§ What the task requires
Output all the records word for word. Drop the pictures.

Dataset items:
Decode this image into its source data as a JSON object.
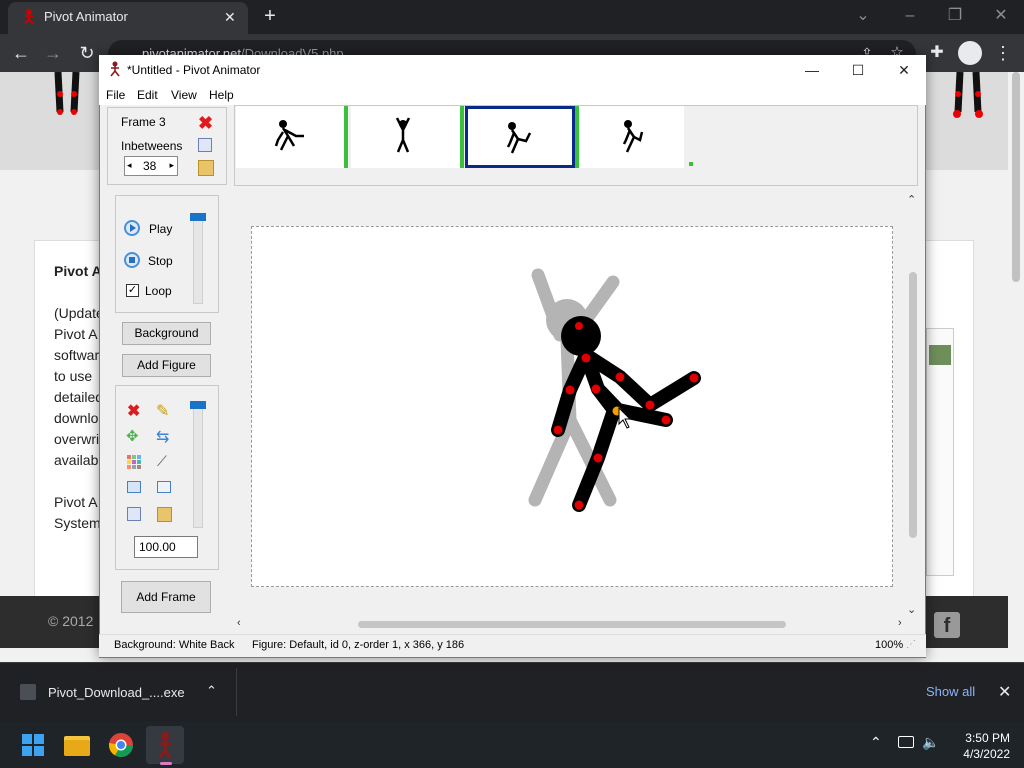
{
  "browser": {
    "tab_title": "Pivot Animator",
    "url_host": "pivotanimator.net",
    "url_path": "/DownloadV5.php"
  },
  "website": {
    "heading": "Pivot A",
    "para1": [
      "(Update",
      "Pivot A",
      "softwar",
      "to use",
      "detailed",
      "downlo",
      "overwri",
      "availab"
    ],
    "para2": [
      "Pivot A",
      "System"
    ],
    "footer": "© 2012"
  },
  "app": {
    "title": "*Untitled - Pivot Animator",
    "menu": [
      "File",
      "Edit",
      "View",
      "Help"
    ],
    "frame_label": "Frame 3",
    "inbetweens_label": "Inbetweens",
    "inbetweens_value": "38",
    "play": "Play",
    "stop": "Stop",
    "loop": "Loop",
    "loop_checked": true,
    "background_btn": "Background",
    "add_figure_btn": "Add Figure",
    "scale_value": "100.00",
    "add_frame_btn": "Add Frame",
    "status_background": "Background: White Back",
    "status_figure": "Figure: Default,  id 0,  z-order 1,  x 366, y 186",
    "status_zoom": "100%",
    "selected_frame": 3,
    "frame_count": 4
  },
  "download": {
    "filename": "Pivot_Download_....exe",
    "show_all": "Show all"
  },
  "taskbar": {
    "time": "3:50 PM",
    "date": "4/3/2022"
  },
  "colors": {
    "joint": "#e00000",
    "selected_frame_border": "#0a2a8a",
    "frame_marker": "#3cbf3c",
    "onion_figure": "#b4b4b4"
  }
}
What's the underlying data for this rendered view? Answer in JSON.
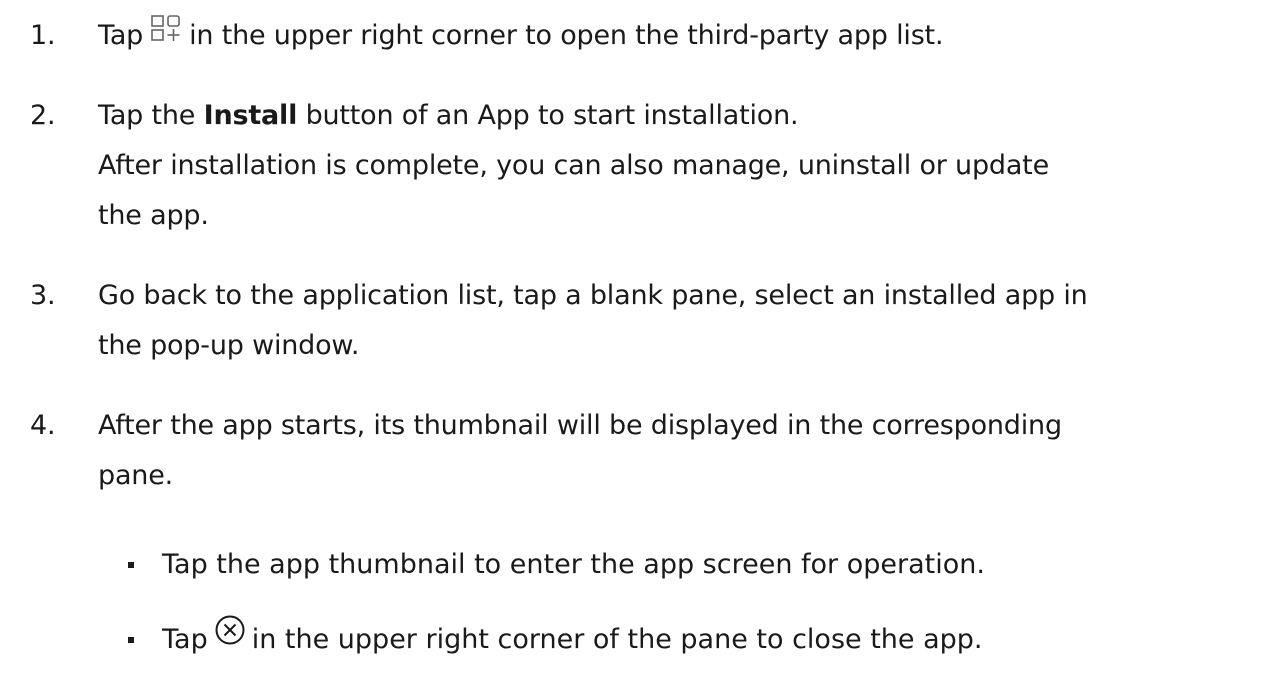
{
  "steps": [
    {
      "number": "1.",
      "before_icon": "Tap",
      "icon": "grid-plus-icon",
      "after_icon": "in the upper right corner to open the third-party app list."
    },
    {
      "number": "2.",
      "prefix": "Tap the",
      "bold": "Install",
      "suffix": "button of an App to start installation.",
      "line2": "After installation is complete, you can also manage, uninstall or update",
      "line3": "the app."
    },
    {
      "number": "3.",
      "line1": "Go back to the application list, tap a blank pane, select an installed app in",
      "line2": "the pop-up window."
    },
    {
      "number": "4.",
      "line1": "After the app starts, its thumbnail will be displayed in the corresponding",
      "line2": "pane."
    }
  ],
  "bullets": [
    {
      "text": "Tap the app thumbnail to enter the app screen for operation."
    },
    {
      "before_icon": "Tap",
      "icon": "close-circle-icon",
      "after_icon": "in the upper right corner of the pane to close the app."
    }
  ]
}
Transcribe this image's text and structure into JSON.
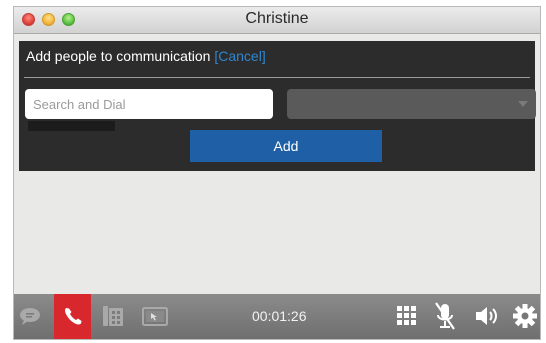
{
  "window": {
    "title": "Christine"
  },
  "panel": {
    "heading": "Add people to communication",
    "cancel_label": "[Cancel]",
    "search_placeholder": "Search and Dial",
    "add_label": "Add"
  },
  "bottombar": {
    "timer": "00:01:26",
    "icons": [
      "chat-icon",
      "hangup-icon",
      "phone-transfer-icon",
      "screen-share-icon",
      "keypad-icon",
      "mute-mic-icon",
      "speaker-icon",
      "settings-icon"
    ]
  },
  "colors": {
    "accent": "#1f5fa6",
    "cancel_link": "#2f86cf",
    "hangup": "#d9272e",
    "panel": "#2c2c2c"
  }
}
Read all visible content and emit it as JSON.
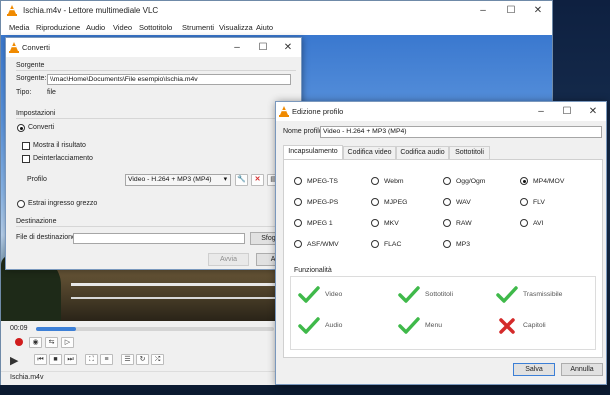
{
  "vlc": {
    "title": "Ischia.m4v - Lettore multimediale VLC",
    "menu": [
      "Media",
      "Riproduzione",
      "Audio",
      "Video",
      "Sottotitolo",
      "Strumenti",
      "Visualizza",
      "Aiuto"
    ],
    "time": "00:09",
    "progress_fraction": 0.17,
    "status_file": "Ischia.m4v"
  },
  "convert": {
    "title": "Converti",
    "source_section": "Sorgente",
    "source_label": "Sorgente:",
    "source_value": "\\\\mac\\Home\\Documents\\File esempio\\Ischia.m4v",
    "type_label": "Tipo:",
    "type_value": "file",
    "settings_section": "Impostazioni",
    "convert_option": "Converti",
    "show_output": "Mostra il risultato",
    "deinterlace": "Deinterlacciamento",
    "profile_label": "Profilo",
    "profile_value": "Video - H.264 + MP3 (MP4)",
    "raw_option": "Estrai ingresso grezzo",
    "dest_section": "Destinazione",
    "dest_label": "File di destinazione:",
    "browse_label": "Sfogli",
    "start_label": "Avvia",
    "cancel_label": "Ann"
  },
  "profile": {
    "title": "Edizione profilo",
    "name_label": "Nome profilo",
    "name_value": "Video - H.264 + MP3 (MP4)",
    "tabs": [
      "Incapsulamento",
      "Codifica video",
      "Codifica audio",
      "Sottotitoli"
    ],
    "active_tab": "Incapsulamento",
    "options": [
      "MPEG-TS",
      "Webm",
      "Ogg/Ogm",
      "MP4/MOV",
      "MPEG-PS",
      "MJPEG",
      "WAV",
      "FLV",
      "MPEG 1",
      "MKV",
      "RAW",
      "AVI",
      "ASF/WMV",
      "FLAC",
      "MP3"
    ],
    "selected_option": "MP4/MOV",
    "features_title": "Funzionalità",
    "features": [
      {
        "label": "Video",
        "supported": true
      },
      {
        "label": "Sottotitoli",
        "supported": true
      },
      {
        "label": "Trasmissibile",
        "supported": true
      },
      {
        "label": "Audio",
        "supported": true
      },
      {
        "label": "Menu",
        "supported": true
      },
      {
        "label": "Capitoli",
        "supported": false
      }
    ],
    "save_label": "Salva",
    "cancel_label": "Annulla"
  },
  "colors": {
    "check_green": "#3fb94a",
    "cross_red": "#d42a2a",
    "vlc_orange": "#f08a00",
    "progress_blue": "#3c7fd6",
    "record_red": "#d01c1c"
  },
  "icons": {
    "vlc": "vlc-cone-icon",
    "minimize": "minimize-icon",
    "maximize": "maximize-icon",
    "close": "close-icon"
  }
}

§ Your response
Decode this image into its source data as a JSON object.
{
  "browser": {
    "tab_title": "Pivot Animator",
    "url_host": "pivotanimator.net",
    "url_path": "/DownloadV5.php"
  },
  "website": {
    "heading": "Pivot A",
    "para1": [
      "(Update",
      "Pivot A",
      "softwar",
      "to use",
      "detailed",
      "downlo",
      "overwri",
      "availab"
    ],
    "para2": [
      "Pivot A",
      "System"
    ],
    "footer": "© 2012"
  },
  "app": {
    "title": "*Untitled - Pivot Animator",
    "menu": [
      "File",
      "Edit",
      "View",
      "Help"
    ],
    "frame_label": "Frame 3",
    "inbetweens_label": "Inbetweens",
    "inbetweens_value": "38",
    "play": "Play",
    "stop": "Stop",
    "loop": "Loop",
    "loop_checked": true,
    "background_btn": "Background",
    "add_figure_btn": "Add Figure",
    "scale_value": "100.00",
    "add_frame_btn": "Add Frame",
    "status_background": "Background: White Back",
    "status_figure": "Figure: Default,  id 0,  z-order 1,  x 366, y 186",
    "status_zoom": "100%",
    "selected_frame": 3,
    "frame_count": 4
  },
  "download": {
    "filename": "Pivot_Download_....exe",
    "show_all": "Show all"
  },
  "taskbar": {
    "time": "3:50 PM",
    "date": "4/3/2022"
  },
  "colors": {
    "joint": "#e00000",
    "selected_frame_border": "#0a2a8a",
    "frame_marker": "#3cbf3c",
    "onion_figure": "#b4b4b4"
  }
}
What's the underlying data for this rendered view? Answer in JSON.
{
  "steps": [
    {
      "number": "1.",
      "before_icon": "Tap",
      "icon": "grid-plus-icon",
      "after_icon": "in the upper right corner to open the third-party app list."
    },
    {
      "number": "2.",
      "prefix": "Tap the",
      "bold": "Install",
      "suffix": "button of an App to start installation.",
      "line2": "After installation is complete, you can also manage, uninstall or update",
      "line3": "the app."
    },
    {
      "number": "3.",
      "line1": "Go back to the application list, tap a blank pane, select an installed app in",
      "line2": "the pop-up window."
    },
    {
      "number": "4.",
      "line1": "After the app starts, its thumbnail will be displayed in the corresponding",
      "line2": "pane."
    }
  ],
  "bullets": [
    {
      "text": "Tap the app thumbnail to enter the app screen for operation."
    },
    {
      "before_icon": "Tap",
      "icon": "close-circle-icon",
      "after_icon": "in the upper right corner of the pane to close the app."
    }
  ]
}
Transcribe this image's text and structure into JSON.
{
  "window": {
    "title": "Christine"
  },
  "panel": {
    "heading": "Add people to communication",
    "cancel_label": "[Cancel]",
    "search_placeholder": "Search and Dial",
    "add_label": "Add"
  },
  "bottombar": {
    "timer": "00:01:26",
    "icons": [
      "chat-icon",
      "hangup-icon",
      "phone-transfer-icon",
      "screen-share-icon",
      "keypad-icon",
      "mute-mic-icon",
      "speaker-icon",
      "settings-icon"
    ]
  },
  "colors": {
    "accent": "#1f5fa6",
    "cancel_link": "#2f86cf",
    "hangup": "#d9272e",
    "panel": "#2c2c2c"
  }
}
Read all visible content and emit it as JSON.
{
  "vlc": {
    "title": "Ischia.m4v - Lettore multimediale VLC",
    "menu": [
      "Media",
      "Riproduzione",
      "Audio",
      "Video",
      "Sottotitolo",
      "Strumenti",
      "Visualizza",
      "Aiuto"
    ],
    "time": "00:09",
    "progress_fraction": 0.17,
    "status_file": "Ischia.m4v"
  },
  "convert": {
    "title": "Converti",
    "source_section": "Sorgente",
    "source_label": "Sorgente:",
    "source_value": "\\\\mac\\Home\\Documents\\File esempio\\Ischia.m4v",
    "type_label": "Tipo:",
    "type_value": "file",
    "settings_section": "Impostazioni",
    "convert_option": "Converti",
    "show_output": "Mostra il risultato",
    "deinterlace": "Deinterlacciamento",
    "profile_label": "Profilo",
    "profile_value": "Video - H.264 + MP3 (MP4)",
    "raw_option": "Estrai ingresso grezzo",
    "dest_section": "Destinazione",
    "dest_label": "File di destinazione:",
    "browse_label": "Sfogli",
    "start_label": "Avvia",
    "cancel_label": "Ann"
  },
  "profile": {
    "title": "Edizione profilo",
    "name_label": "Nome profilo",
    "name_value": "Video - H.264 + MP3 (MP4)",
    "tabs": [
      "Incapsulamento",
      "Codifica video",
      "Codifica audio",
      "Sottotitoli"
    ],
    "active_tab": "Incapsulamento",
    "options": [
      "MPEG-TS",
      "Webm",
      "Ogg/Ogm",
      "MP4/MOV",
      "MPEG-PS",
      "MJPEG",
      "WAV",
      "FLV",
      "MPEG 1",
      "MKV",
      "RAW",
      "AVI",
      "ASF/WMV",
      "FLAC",
      "MP3"
    ],
    "selected_option": "MP4/MOV",
    "features_title": "Funzionalità",
    "features": [
      {
        "label": "Video",
        "supported": true
      },
      {
        "label": "Sottotitoli",
        "supported": true
      },
      {
        "label": "Trasmissibile",
        "supported": true
      },
      {
        "label": "Audio",
        "supported": true
      },
      {
        "label": "Menu",
        "supported": true
      },
      {
        "label": "Capitoli",
        "supported": false
      }
    ],
    "save_label": "Salva",
    "cancel_label": "Annulla"
  },
  "colors": {
    "check_green": "#3fb94a",
    "cross_red": "#d42a2a",
    "vlc_orange": "#f08a00",
    "progress_blue": "#3c7fd6",
    "record_red": "#d01c1c"
  },
  "icons": {
    "vlc": "vlc-cone-icon",
    "minimize": "minimize-icon",
    "maximize": "maximize-icon",
    "close": "close-icon"
  }
}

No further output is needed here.